- "The arts receive about five percent of U.S. charitable donations. I am more than willing to stomach this degree of anti-egalitarianism in the non-profit subsidy, and yes we do get more beauty for it. Furthermore the alternative of more direct government arts funding would not work out well in the relatively Puritan United States, even if you think it has worked well in Europe."
- "The general proliferation of non-profit institutions makes America a much more innovative and diverse place, intellectually and otherwise."
- "Relying so much on private philanthropy chips away at the dangerous attitude that there are clearly defined social priorities to which everyone must pay the same heed."
Saturday, September 15, 2007
Do Tax Breaks for Charitable Donations Make Sense?

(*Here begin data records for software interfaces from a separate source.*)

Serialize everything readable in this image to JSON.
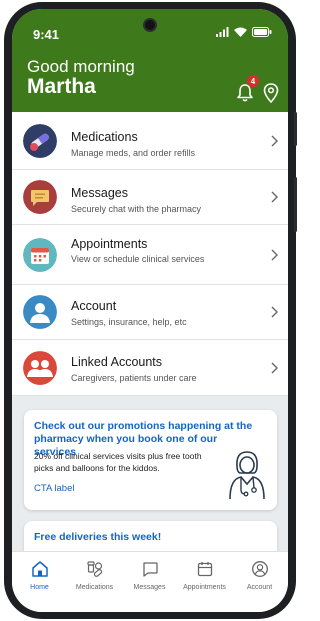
{
  "status": {
    "time": "9:41"
  },
  "header": {
    "greeting": "Good morning",
    "name": "Martha",
    "notification_count": "4"
  },
  "menu": [
    {
      "title": "Medications",
      "subtitle": "Manage meds, and order refills",
      "icon": "pills-icon"
    },
    {
      "title": "Messages",
      "subtitle": "Securely chat with the pharmacy",
      "icon": "chat-icon"
    },
    {
      "title": "Appointments",
      "subtitle": "View or schedule clinical services",
      "icon": "calendar-icon"
    },
    {
      "title": "Account",
      "subtitle": "Settings, insurance, help, etc",
      "icon": "person-icon"
    },
    {
      "title": "Linked Accounts",
      "subtitle": "Caregivers, patients under care",
      "icon": "people-icon"
    }
  ],
  "promos": [
    {
      "title": "Check out our promotions happening at the pharmacy when you book one of our services",
      "text": "20% off clinical services visits plus free tooth picks and balloons for the kiddos.",
      "cta": "CTA label"
    },
    {
      "title": "Free deliveries this week!"
    }
  ],
  "bottom_nav": [
    {
      "label": "Home",
      "icon": "home-icon",
      "active": true
    },
    {
      "label": "Medications",
      "icon": "medications-icon",
      "active": false
    },
    {
      "label": "Messages",
      "icon": "message-icon",
      "active": false
    },
    {
      "label": "Appointments",
      "icon": "calendar-icon",
      "active": false
    },
    {
      "label": "Account",
      "icon": "account-icon",
      "active": false
    }
  ],
  "colors": {
    "header_green": "#3e7a1c",
    "accent_blue": "#1565c0",
    "badge_red": "#d32f2f"
  }
}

There's an interesting debate going on in the blogosphere sparked by this New York Times article by Stephanie Strom last week questioning whether allowing tax deductions for charitable giving is good policy. Lee Rosenbaum took issue with Strom, who responded in a comment to this Chronicle of Philanthropy post. Tyler Cowen, while conceding the system is "inegalitarian" in the sense that it "'impos[es]' the desires of the rich on social priorities and wealth redistribution," lists six reasons why he's still a fan, including: